Flathead Community Foundation disbanding, moving assets to Whitefish
Daily Inter Lake | December 1, 2020 12:00 AM
The Flathead Community Foundation is disbanding after 15 years and transferring its assets to the much larger Whitefish Community Foundation, a move both organizations say will strengthen local philanthropic efforts, eliminate redundant administrative costs and ensure that funds are distributed according to donors' wishes.
The Flathead Community Foundation, based in Kalispell, was founded in 2005 to manage charitable endowments and give grants to local nonprofits. Tom LePage, the foundation's executive director since 2019, said the organization has struggled to cover its overhead costs in recent years as the amount of charitable assets under its management has shrunk.
"We would roughly have to be six times our size in order to be naturally self-sufficient," LePage said Monday.
The Flathead Community Foundation reported about $1.15 million in assets on its last Internal Revenue Service filing in 2018. LePage said the amount under its management is now closer to $800,000. In part, that's because the foundation has encouraged its donors to give to causes aimed at mitigating effects of COVID-19, he said.
The Whitefish Community Foundation, established in 2000, meanwhile reports assets totaling more than $36 million. Among other things, the foundation trains local nonprofits and hosts the Great Fish Community Challenge, an annual, collaborative event that has raised more than $9 million over five years.
During the past year, the Flathead Community Foundation's board of directors considered three potential ways to make the organization viable, LePage said. The first option was to eliminate some administrative costs by returning to an all-volunteer model. Aside from LePage, the foundation has one other paid employee who works part time.
The second option, LePage said, was to secure a grant and invest in new systems to manage donated funds. But that would have involved duplicating efforts by the Whitefish Community Foundation.
LePage said it became clear that the two foundations should combine their assets after they worked together on a COVID-19 Day of Giving and Unity event in May.
"It's an odd way to look at fulfilling the mission of a nonprofit, to actually dissolve and hand over your resources to someone else," he said. "But it is by far the most efficient and beneficial for the Flathead Valley."
The transfer of funds should be completed by the end of the year, LePage said. That includes unrestricted funds as well as restricted endowments that can be spent only for specific purposes and in specific increments.
The transfer should be "seamless" and will preserve all the restrictions and qualifications intended by individual donors, LePage said.
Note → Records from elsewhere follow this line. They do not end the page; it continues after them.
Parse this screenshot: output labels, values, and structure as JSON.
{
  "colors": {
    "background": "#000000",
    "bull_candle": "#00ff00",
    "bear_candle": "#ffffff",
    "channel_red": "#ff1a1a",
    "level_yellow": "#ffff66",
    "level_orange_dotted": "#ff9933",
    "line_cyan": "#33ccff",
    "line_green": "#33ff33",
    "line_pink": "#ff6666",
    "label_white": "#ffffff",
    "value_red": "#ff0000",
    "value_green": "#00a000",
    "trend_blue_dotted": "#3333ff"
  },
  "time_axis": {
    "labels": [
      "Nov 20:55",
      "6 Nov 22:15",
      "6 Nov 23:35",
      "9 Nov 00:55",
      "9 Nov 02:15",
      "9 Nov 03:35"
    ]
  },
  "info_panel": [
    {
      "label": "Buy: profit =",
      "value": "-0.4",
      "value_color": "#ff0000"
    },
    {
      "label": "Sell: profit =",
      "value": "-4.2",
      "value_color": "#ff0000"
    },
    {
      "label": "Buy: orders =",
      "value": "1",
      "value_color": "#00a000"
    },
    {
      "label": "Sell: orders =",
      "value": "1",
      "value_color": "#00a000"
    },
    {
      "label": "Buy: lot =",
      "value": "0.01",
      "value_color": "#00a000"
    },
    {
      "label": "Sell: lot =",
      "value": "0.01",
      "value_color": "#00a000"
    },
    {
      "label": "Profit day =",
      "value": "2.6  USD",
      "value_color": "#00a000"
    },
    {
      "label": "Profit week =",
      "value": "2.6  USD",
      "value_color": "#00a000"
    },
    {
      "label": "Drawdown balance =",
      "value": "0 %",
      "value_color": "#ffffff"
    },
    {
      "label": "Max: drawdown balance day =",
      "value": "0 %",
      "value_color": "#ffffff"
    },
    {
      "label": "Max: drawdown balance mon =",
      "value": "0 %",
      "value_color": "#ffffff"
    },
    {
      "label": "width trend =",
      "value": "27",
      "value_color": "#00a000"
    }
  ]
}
And it will benefit people across the Flathead Valley – not just Whitefish residents, he said.
"I think [the Whitefish Community Foundation's] giving pattern for the last three years has embraced the whole community – from Polson to Polebridge, and from Browning to Eureka – but people's perception of them is that they only focus on Whitefish," he said.
LePage, who has worked with nonprofits for about 30 years, said he's not sure about his own post-consolidation plans, but indicated he will step aside and let the Whitefish Community Foundation operate as it sees fit.
The decision to dissolve the Flathead Community Foundation prioritizes collaboration over competition, he said.
"Philanthropy should not be about the Braves versus the Bulldogs," he said. "It should be about what is best for the broader community."
Reporter Chad Sokol can be reached at 758-4434 or firstname.lastname@example.org